I'm especially curious where SCDP found the cash to make those hires, since last episode made a big deal out of their budget issues. Even so, I thought all of the office goings-on were consistently funny, and watching the characters react to the Dawn-Don situation was my favorite part of the episode.
As far as Ginsberg goes, I'm going to reserve judgement on the character until we get to know him better. He came off as a bit tactless and grating, something that Weiner and company no doubt intended, and I'm interested to see where they go with his character. While a romance with Peggy wouldn't be surprising, I hope that "Mad Men" is smart enough to keep things from getting too incestuous at the agency, and I also hope that Ginsberg gets another suit before he starts work. However, I was completely baffled by that final scene with his father, and I'm curious to get your take on it.
Katie: Yeah, the minute, day-to-day office dramas still maybe give me the most pleasure of anything this show, and maybe that's why I've been put off by this season so far; what with all the table-setting, the SCDP office itself seems to have been getting the short shrift.

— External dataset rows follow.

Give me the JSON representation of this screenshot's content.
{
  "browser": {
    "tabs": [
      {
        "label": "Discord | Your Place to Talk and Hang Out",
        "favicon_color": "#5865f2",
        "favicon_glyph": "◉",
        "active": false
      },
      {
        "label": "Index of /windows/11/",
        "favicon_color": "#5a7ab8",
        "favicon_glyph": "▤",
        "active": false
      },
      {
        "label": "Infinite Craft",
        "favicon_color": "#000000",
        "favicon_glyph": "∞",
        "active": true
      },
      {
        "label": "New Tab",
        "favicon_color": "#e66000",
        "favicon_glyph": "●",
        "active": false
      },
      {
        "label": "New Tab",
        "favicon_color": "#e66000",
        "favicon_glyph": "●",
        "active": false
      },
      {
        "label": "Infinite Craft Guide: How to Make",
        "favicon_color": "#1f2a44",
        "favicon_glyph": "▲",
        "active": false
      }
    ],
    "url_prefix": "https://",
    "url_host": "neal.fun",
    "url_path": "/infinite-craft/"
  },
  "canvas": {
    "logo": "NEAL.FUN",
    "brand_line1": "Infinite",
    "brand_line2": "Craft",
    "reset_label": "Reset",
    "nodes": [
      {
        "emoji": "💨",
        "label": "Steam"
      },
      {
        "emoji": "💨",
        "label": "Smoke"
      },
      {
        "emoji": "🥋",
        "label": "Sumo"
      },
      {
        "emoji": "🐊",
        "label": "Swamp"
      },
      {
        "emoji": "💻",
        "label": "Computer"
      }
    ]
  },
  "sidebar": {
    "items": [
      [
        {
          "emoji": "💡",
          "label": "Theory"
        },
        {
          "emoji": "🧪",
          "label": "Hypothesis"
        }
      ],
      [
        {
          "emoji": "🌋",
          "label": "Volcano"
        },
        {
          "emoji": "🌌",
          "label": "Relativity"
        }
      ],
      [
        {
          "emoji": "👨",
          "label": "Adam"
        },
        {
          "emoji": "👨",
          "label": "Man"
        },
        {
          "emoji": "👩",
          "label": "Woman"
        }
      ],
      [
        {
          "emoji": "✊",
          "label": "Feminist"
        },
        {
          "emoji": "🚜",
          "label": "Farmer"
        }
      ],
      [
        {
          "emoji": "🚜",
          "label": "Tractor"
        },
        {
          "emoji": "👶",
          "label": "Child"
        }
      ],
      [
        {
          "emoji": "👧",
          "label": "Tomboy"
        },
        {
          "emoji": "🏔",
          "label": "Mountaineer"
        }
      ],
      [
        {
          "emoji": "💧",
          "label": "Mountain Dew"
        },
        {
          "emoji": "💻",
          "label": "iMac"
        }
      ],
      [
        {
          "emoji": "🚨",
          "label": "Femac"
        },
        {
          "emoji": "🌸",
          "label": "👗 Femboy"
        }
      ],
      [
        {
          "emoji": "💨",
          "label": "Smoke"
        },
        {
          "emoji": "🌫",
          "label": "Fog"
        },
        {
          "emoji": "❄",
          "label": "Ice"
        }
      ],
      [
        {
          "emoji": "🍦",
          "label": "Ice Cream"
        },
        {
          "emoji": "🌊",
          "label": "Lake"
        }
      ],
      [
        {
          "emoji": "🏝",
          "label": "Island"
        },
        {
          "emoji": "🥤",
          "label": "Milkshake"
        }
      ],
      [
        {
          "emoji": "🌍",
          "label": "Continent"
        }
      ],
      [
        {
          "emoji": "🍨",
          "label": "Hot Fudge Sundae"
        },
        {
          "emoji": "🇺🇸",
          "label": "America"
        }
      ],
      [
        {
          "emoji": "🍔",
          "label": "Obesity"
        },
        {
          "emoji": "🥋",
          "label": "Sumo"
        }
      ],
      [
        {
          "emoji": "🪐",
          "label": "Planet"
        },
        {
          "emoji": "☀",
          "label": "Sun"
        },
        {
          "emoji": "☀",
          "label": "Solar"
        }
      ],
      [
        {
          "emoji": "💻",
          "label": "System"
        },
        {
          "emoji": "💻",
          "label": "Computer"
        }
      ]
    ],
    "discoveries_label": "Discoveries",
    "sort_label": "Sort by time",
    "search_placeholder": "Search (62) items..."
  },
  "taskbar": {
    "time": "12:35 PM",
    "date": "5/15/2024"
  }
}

And in that vein: no Joan this week! Last week her entire conflict centered around her stifling boredom at home raising new baby Kevin. This week I expected her to at least be back to work (where she, let's face it, really belongs), but she wasn't anywhere to be found. I'll tell you what I'm psyched for though — I'd love to see her go face-to-face with that uppity new copywriter Ginsberg. No one messes with Joanie in her domain. I was similarly baffled by Ginsberg's moment with his father, however.
A few stray details I enjoyed in “Tea Leaves:”
• Henry's dig at George Romney (father of Mitt), who, at the time, was a rising star in the Republican party,
• Betty's call to Don to tell him about her medical crisis — they've seemed to reach a place of comfortable respect, and Don even called used her old nickname “Birdie.” Awww. Am I the only one who wants those crazy kids back together?
• Don's constant dismissals of bumbling, pervy Harry: “Saturday night was fun.” “Okay.” Hilarious.
• Peggy's adorable green dress with the orange bow and white collar.
Alex: To wrap things up, let's touch on the increasingly irrelevant former half of Sterling Cooper Draper Pryce. As we saw last week, Cooper is rarely even included in meetings anymore, and Sterling is becoming a fossil far more quickly than he'd like.
As great as John Slattery is in the role (and he really is great - look at that ice in his eyes as he applauds after Pete disses him in the lobby), I think his days in the agency are numbered. A wayward comment to one of the agency's diverse new hires or a similar screw-up could prove to be the nail in Rogers's coffin, and I'm looking forward to seeing how he deals with his company slipping away from him. My prediction - it won't be pretty.